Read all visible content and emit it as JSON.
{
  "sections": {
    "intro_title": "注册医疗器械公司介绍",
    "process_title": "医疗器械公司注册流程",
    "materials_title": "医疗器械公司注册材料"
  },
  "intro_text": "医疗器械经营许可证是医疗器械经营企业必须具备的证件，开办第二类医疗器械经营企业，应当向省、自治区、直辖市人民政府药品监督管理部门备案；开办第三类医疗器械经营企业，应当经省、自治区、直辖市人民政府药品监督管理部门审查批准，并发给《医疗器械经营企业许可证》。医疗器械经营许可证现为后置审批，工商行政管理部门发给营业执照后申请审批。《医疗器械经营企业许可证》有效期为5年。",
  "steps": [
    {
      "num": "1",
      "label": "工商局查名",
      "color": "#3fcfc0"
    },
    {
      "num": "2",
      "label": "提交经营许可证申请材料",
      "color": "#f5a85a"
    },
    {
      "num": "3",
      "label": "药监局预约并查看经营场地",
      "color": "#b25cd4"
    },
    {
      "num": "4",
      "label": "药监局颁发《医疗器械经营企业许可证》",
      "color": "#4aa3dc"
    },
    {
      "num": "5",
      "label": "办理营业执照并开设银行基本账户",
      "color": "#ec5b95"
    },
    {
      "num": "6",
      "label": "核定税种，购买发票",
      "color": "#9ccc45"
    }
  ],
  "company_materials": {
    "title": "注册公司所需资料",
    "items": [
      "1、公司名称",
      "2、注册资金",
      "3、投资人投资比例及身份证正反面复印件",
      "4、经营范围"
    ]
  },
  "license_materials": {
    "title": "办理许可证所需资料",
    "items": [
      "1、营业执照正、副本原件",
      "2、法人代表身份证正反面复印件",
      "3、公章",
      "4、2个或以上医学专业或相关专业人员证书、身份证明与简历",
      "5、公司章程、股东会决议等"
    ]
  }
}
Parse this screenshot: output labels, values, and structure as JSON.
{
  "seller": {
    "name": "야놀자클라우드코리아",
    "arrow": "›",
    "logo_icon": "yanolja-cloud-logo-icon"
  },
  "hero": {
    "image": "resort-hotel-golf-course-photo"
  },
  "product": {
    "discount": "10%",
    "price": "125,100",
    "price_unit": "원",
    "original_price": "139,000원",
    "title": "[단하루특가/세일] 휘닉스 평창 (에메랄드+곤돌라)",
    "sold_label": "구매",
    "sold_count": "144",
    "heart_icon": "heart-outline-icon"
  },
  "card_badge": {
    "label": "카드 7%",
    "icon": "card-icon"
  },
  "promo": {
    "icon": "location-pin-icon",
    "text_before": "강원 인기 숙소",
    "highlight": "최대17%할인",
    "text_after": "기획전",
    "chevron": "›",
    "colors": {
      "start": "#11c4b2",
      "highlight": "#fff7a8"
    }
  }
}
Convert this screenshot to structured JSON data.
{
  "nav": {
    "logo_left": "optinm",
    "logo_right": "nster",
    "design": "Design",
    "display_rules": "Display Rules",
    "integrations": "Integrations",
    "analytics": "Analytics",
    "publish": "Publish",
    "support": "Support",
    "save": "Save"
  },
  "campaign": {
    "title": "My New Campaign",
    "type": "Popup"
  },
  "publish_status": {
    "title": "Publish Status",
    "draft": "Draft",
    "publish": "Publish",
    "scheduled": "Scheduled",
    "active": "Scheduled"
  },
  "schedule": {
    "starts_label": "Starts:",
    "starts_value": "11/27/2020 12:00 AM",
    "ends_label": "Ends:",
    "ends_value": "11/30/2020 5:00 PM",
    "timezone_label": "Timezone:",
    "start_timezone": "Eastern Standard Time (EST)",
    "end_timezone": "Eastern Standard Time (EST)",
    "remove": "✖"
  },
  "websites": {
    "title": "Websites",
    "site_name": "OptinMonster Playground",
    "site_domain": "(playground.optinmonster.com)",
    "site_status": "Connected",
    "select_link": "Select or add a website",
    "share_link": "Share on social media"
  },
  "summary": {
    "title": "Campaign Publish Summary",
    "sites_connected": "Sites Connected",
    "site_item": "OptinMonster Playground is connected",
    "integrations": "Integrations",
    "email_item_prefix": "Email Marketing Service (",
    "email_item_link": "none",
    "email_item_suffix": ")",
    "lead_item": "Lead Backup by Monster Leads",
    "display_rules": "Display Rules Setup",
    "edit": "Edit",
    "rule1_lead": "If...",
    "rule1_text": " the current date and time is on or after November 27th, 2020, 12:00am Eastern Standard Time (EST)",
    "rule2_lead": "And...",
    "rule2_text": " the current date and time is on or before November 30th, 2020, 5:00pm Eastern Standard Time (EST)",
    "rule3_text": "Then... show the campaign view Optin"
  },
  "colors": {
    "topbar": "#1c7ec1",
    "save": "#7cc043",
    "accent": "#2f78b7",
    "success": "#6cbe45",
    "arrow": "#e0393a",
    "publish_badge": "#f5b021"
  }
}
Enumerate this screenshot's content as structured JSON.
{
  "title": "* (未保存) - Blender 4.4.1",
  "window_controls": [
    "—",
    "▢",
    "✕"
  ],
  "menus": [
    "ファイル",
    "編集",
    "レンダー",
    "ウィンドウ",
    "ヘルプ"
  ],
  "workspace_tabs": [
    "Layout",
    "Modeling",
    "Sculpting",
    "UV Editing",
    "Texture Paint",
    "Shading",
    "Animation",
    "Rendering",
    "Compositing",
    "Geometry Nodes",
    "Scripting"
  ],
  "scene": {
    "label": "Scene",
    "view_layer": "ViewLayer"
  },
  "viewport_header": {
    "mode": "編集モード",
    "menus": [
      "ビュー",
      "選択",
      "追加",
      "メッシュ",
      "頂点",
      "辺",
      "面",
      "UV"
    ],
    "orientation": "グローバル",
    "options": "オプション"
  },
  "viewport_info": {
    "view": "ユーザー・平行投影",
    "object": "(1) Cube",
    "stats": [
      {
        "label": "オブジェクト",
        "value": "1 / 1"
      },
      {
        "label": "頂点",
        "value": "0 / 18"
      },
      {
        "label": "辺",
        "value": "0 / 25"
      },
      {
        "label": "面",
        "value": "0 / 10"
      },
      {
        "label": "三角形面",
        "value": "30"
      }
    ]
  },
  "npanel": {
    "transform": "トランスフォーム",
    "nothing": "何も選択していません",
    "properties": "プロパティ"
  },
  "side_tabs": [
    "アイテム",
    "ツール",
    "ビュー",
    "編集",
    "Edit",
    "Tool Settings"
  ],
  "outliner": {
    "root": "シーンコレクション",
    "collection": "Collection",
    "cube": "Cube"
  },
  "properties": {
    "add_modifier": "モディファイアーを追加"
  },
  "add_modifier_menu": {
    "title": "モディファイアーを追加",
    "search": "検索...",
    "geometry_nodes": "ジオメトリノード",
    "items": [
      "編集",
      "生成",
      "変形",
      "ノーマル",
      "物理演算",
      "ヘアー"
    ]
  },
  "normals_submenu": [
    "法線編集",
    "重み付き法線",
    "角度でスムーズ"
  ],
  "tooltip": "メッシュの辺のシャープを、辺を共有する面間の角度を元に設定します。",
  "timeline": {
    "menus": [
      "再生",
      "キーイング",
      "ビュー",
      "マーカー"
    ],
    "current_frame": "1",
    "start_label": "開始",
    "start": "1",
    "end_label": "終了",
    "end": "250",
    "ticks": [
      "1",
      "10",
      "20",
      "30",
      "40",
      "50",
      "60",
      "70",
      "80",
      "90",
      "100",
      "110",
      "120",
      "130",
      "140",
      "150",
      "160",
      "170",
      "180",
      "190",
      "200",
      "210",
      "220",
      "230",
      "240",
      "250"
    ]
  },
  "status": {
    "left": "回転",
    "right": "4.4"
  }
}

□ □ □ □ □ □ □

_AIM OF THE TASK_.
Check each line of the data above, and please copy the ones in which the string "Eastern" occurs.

_SOLUTION FOR THIS TASK_.
    "start_timezone": "Eastern Standard Time (EST)",
    "end_timezone": "Eastern Standard Time (EST)",
    "rule1_text": " the current date and time is on or after November 27th, 2020, 12:00am Eastern Standard Time (EST)",
    "rule2_text": " the current date and time is on or before November 30th, 2020, 5:00pm Eastern Standard Time (EST)",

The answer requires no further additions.